→ **Requirement**
Return all the records, each one exactly as given.

→ **Data to process**
>>>
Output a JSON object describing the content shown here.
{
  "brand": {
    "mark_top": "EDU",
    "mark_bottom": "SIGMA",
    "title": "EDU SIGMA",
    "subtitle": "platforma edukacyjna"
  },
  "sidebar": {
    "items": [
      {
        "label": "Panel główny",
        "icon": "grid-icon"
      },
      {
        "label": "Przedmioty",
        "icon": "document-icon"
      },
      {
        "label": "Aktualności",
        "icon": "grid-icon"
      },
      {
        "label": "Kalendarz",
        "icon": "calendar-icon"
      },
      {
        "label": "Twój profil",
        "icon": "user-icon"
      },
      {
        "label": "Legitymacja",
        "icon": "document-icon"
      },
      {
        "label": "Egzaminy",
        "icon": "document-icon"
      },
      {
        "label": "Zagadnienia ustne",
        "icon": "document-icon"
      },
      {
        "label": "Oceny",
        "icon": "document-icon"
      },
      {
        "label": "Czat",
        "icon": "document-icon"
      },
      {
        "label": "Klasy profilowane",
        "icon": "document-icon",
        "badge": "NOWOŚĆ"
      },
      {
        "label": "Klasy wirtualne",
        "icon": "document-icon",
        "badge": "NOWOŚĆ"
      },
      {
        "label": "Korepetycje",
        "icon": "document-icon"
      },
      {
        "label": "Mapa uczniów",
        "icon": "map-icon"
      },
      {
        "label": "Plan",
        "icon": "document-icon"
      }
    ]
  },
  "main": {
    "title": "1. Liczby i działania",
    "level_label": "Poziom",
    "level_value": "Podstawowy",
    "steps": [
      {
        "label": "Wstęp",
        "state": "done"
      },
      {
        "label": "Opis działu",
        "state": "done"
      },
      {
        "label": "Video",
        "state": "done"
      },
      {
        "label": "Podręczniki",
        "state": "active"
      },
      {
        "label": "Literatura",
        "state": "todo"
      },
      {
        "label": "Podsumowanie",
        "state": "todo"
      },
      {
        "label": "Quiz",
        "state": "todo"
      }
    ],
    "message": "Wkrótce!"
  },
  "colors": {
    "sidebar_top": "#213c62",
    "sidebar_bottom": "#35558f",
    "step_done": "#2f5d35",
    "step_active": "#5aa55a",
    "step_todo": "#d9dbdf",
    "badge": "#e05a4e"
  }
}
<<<
→ **Response to the task**
Output a JSON object describing the content shown here.
{
  "brand": {
    "mark_top": "EDU",
    "mark_bottom": "SIGMA",
    "title": "EDU SIGMA",
    "subtitle": "platforma edukacyjna"
  },
  "sidebar": {
    "items": [
      {
        "label": "Panel główny",
        "icon": "grid-icon"
      },
      {
        "label": "Przedmioty",
        "icon": "document-icon"
      },
      {
        "label": "Aktualności",
        "icon": "grid-icon"
      },
      {
        "label": "Kalendarz",
        "icon": "calendar-icon"
      },
      {
        "label": "Twój profil",
        "icon": "user-icon"
      },
      {
        "label": "Legitymacja",
        "icon": "document-icon"
      },
      {
        "label": "Egzaminy",
        "icon": "document-icon"
      },
      {
        "label": "Zagadnienia ustne",
        "icon": "document-icon"
      },
      {
        "label": "Oceny",
        "icon": "document-icon"
      },
      {
        "label": "Czat",
        "icon": "document-icon"
      },
      {
        "label": "Klasy profilowane",
        "icon": "document-icon",
        "badge": "NOWOŚĆ"
      },
      {
        "label": "Klasy wirtualne",
        "icon": "document-icon",
        "badge": "NOWOŚĆ"
      },
      {
        "label": "Korepetycje",
        "icon": "document-icon"
      },
      {
        "label": "Mapa uczniów",
        "icon": "map-icon"
      },
      {
        "label": "Plan",
        "icon": "document-icon"
      }
    ]
  },
  "main": {
    "title": "1. Liczby i działania",
    "level_label": "Poziom",
    "level_value": "Podstawowy",
    "steps": [
      {
        "label": "Wstęp",
        "state": "done"
      },
      {
        "label": "Opis działu",
        "state": "done"
      },
      {
        "label": "Video",
        "state": "done"
      },
      {
        "label": "Podręczniki",
        "state": "active"
      },
      {
        "label": "Literatura",
        "state": "todo"
      },
      {
        "label": "Podsumowanie",
        "state": "todo"
      },
      {
        "label": "Quiz",
        "state": "todo"
      }
    ],
    "message": "Wkrótce!"
  },
  "colors": {
    "sidebar_top": "#213c62",
    "sidebar_bottom": "#35558f",
    "step_done": "#2f5d35",
    "step_active": "#5aa55a",
    "step_todo": "#d9dbdf",
    "badge": "#e05a4e"
  }
}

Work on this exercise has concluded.